# What is needed
Repeat the listing exactly, line by line.

┌─ Given data

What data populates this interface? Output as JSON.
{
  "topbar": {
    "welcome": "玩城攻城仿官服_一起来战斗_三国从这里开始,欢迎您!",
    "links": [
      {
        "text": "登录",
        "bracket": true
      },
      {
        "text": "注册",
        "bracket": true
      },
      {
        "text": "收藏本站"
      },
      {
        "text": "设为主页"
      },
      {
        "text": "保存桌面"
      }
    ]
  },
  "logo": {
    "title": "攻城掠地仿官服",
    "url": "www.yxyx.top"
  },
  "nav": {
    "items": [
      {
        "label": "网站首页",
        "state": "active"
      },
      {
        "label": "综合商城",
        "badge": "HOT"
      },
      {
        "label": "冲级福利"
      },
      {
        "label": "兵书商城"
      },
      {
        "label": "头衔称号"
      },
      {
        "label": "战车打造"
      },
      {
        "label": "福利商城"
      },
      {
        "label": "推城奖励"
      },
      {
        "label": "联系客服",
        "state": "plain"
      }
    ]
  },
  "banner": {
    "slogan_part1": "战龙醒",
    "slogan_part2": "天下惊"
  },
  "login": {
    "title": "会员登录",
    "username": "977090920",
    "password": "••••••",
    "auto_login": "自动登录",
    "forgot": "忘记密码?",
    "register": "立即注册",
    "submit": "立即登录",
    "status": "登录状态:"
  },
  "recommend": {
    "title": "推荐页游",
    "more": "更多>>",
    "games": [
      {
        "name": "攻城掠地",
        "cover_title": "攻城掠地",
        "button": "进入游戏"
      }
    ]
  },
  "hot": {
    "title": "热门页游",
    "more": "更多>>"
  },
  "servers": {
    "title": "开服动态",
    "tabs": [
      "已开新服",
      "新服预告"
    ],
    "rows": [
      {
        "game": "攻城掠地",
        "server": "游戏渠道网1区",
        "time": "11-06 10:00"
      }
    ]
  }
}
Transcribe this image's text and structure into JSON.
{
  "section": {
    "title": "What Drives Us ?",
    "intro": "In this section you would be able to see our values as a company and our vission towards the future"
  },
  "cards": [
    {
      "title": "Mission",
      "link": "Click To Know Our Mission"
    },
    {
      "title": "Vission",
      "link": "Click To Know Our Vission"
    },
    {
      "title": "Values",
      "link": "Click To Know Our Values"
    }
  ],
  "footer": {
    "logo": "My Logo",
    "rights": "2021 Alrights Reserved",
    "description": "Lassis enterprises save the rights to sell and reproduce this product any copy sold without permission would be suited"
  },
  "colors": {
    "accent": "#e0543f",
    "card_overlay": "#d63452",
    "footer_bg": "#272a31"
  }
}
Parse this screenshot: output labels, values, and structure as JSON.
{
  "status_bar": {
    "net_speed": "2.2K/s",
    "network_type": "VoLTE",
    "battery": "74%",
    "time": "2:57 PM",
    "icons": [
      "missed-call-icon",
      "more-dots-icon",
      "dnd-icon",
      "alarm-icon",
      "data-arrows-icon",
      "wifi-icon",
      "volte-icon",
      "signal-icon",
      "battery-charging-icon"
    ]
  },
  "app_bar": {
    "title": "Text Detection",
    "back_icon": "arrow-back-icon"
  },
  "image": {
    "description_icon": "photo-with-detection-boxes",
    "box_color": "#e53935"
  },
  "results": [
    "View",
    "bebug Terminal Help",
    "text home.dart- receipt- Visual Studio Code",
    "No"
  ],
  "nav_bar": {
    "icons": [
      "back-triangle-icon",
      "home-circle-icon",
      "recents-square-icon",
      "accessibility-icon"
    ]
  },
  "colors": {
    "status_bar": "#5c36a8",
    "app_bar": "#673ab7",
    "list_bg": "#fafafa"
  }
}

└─

# Response area
What data populates this interface? Output as JSON.
{
  "topbar": {
    "welcome": "玩城攻城仿官服_一起来战斗_三国从这里开始,欢迎您!",
    "links": [
      {
        "text": "登录",
        "bracket": true
      },
      {
        "text": "注册",
        "bracket": true
      },
      {
        "text": "收藏本站"
      },
      {
        "text": "设为主页"
      },
      {
        "text": "保存桌面"
      }
    ]
  },
  "logo": {
    "title": "攻城掠地仿官服",
    "url": "www.yxyx.top"
  },
  "nav": {
    "items": [
      {
        "label": "网站首页",
        "state": "active"
      },
      {
        "label": "综合商城",
        "badge": "HOT"
      },
      {
        "label": "冲级福利"
      },
      {
        "label": "兵书商城"
      },
      {
        "label": "头衔称号"
      },
      {
        "label": "战车打造"
      },
      {
        "label": "福利商城"
      },
      {
        "label": "推城奖励"
      },
      {
        "label": "联系客服",
        "state": "plain"
      }
    ]
  },
  "banner": {
    "slogan_part1": "战龙醒",
    "slogan_part2": "天下惊"
  },
  "login": {
    "title": "会员登录",
    "username": "977090920",
    "password": "••••••",
    "auto_login": "自动登录",
    "forgot": "忘记密码?",
    "register": "立即注册",
    "submit": "立即登录",
    "status": "登录状态:"
  },
  "recommend": {
    "title": "推荐页游",
    "more": "更多>>",
    "games": [
      {
        "name": "攻城掠地",
        "cover_title": "攻城掠地",
        "button": "进入游戏"
      }
    ]
  },
  "hot": {
    "title": "热门页游",
    "more": "更多>>"
  },
  "servers": {
    "title": "开服动态",
    "tabs": [
      "已开新服",
      "新服预告"
    ],
    "rows": [
      {
        "game": "攻城掠地",
        "server": "游戏渠道网1区",
        "time": "11-06 10:00"
      }
    ]
  }
}
Transcribe this image's text and structure into JSON.
{
  "section": {
    "title": "What Drives Us ?",
    "intro": "In this section you would be able to see our values as a company and our vission towards the future"
  },
  "cards": [
    {
      "title": "Mission",
      "link": "Click To Know Our Mission"
    },
    {
      "title": "Vission",
      "link": "Click To Know Our Vission"
    },
    {
      "title": "Values",
      "link": "Click To Know Our Values"
    }
  ],
  "footer": {
    "logo": "My Logo",
    "rights": "2021 Alrights Reserved",
    "description": "Lassis enterprises save the rights to sell and reproduce this product any copy sold without permission would be suited"
  },
  "colors": {
    "accent": "#e0543f",
    "card_overlay": "#d63452",
    "footer_bg": "#272a31"
  }
}
Parse this screenshot: output labels, values, and structure as JSON.
{
  "status_bar": {
    "net_speed": "2.2K/s",
    "network_type": "VoLTE",
    "battery": "74%",
    "time": "2:57 PM",
    "icons": [
      "missed-call-icon",
      "more-dots-icon",
      "dnd-icon",
      "alarm-icon",
      "data-arrows-icon",
      "wifi-icon",
      "volte-icon",
      "signal-icon",
      "battery-charging-icon"
    ]
  },
  "app_bar": {
    "title": "Text Detection",
    "back_icon": "arrow-back-icon"
  },
  "image": {
    "description_icon": "photo-with-detection-boxes",
    "box_color": "#e53935"
  },
  "results": [
    "View",
    "bebug Terminal Help",
    "text home.dart- receipt- Visual Studio Code",
    "No"
  ],
  "nav_bar": {
    "icons": [
      "back-triangle-icon",
      "home-circle-icon",
      "recents-square-icon",
      "accessibility-icon"
    ]
  },
  "colors": {
    "status_bar": "#5c36a8",
    "app_bar": "#673ab7",
    "list_bg": "#fafafa"
  }
}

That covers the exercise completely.